▶ **Requirement**: If a line in the records contains the word "Rechnungsdokumente", count it; state the resulting number and nothing more.

--- START ---

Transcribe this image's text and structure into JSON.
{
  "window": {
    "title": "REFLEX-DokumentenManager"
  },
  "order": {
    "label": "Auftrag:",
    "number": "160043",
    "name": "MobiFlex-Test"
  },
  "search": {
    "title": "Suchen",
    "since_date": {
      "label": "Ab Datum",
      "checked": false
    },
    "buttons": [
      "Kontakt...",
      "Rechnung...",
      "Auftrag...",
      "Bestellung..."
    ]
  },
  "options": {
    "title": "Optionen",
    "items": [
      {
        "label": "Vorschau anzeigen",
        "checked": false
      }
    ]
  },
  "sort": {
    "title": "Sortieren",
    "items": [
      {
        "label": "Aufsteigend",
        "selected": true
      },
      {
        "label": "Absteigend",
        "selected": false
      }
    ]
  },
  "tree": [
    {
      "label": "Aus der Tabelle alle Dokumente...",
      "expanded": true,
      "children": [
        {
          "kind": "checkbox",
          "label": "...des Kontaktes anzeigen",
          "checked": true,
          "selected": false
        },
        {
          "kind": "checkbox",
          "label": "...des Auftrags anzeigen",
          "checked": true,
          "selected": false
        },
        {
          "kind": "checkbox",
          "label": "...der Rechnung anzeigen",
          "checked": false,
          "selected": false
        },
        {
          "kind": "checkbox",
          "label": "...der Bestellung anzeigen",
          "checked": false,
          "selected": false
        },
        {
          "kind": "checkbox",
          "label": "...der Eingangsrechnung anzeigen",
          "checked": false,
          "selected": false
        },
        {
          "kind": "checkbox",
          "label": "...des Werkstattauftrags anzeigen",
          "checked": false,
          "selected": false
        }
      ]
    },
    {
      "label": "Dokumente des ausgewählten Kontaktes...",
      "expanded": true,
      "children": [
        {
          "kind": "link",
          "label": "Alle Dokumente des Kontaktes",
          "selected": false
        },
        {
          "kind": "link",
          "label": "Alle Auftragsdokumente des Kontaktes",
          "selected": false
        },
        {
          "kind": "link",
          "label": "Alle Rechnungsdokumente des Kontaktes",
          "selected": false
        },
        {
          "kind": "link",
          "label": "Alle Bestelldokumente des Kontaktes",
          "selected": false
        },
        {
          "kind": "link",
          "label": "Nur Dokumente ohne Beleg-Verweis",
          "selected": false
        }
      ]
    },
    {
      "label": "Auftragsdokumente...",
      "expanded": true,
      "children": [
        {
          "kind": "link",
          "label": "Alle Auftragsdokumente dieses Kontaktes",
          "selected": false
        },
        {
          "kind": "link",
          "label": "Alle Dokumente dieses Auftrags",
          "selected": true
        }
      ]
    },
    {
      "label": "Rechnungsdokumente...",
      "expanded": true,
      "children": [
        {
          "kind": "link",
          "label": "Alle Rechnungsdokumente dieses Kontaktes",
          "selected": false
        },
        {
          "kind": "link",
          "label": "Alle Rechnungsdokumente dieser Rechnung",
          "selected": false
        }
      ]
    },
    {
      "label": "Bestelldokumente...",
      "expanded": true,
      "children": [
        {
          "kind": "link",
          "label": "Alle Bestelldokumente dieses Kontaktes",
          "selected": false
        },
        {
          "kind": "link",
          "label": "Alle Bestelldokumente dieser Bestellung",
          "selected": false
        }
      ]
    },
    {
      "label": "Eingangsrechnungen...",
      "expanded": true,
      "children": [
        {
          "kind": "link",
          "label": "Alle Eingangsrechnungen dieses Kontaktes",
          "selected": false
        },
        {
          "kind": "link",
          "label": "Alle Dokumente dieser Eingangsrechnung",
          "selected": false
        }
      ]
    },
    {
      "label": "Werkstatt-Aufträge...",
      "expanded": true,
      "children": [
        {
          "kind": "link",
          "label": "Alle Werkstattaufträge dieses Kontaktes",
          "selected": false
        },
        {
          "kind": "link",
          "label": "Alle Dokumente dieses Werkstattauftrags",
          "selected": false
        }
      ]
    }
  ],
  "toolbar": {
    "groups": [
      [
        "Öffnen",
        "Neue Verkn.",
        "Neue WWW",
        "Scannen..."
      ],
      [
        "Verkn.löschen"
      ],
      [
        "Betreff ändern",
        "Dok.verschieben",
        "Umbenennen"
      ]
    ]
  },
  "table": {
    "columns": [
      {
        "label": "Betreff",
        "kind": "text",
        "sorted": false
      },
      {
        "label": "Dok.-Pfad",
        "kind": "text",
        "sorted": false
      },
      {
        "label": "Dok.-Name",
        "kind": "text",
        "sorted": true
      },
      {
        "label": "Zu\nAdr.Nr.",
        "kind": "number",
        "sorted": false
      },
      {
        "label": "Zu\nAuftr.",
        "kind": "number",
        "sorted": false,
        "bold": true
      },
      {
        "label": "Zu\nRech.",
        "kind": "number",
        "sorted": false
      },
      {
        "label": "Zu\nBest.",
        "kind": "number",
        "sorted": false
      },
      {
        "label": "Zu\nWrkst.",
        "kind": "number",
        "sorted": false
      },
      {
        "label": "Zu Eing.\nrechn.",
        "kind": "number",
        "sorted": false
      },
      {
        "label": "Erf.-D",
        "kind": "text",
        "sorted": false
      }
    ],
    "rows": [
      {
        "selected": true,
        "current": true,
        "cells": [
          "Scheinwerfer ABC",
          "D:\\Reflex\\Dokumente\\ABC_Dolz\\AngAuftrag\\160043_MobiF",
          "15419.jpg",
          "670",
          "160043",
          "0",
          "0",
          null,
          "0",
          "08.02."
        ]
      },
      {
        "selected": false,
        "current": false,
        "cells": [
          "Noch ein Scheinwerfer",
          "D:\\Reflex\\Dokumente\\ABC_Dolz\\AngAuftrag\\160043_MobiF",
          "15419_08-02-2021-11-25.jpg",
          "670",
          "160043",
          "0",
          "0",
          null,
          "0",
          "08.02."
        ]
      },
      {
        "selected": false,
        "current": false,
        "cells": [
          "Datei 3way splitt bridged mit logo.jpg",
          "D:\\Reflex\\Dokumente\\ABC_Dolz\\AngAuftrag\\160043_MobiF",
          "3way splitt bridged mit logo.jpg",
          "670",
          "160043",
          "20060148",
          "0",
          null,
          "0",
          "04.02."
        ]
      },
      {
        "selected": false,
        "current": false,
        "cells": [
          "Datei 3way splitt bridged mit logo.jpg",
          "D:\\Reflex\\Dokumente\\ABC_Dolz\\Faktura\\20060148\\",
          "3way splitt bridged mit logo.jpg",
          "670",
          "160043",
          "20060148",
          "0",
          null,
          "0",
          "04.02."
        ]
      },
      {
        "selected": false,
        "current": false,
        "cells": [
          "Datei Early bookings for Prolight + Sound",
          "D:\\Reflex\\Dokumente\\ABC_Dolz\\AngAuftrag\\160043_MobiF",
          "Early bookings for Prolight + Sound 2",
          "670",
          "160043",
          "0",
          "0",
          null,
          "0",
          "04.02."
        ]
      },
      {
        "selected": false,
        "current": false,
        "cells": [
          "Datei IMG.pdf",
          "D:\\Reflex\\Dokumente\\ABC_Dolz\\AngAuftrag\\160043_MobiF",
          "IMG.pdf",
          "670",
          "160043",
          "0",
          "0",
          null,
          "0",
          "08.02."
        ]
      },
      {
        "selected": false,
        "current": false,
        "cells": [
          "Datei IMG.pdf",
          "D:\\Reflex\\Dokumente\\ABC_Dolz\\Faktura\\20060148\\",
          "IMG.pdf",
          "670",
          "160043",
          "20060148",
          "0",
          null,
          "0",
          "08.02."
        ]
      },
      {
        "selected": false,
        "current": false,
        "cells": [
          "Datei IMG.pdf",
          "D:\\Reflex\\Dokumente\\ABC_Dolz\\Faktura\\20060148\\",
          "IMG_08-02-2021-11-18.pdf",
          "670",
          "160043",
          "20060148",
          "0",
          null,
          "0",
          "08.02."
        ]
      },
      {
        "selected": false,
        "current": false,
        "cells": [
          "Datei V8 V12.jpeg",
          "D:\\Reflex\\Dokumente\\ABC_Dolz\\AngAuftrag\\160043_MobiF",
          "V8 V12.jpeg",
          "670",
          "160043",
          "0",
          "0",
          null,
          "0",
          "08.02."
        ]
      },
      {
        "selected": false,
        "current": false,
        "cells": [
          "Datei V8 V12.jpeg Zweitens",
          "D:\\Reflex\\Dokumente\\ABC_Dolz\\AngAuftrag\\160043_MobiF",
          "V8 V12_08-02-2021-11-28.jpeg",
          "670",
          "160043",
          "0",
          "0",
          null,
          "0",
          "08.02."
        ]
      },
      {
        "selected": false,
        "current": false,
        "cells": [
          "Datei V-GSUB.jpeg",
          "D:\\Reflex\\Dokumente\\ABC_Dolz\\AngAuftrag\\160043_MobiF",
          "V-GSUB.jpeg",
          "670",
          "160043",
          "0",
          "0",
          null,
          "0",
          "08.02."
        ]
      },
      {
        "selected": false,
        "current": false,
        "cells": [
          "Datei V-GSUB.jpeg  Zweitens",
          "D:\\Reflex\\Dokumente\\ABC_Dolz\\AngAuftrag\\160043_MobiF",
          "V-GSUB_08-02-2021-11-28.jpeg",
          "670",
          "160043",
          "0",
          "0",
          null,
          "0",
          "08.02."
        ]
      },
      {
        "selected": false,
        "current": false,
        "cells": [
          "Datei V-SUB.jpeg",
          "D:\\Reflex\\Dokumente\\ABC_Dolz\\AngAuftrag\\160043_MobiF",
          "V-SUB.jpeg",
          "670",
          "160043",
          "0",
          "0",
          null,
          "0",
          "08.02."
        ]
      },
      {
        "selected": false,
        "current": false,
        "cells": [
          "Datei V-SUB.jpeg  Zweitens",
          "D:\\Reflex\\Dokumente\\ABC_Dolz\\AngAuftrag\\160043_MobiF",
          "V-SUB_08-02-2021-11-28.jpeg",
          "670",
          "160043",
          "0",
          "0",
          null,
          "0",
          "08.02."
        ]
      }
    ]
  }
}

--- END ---

▶ **Written answer**: 4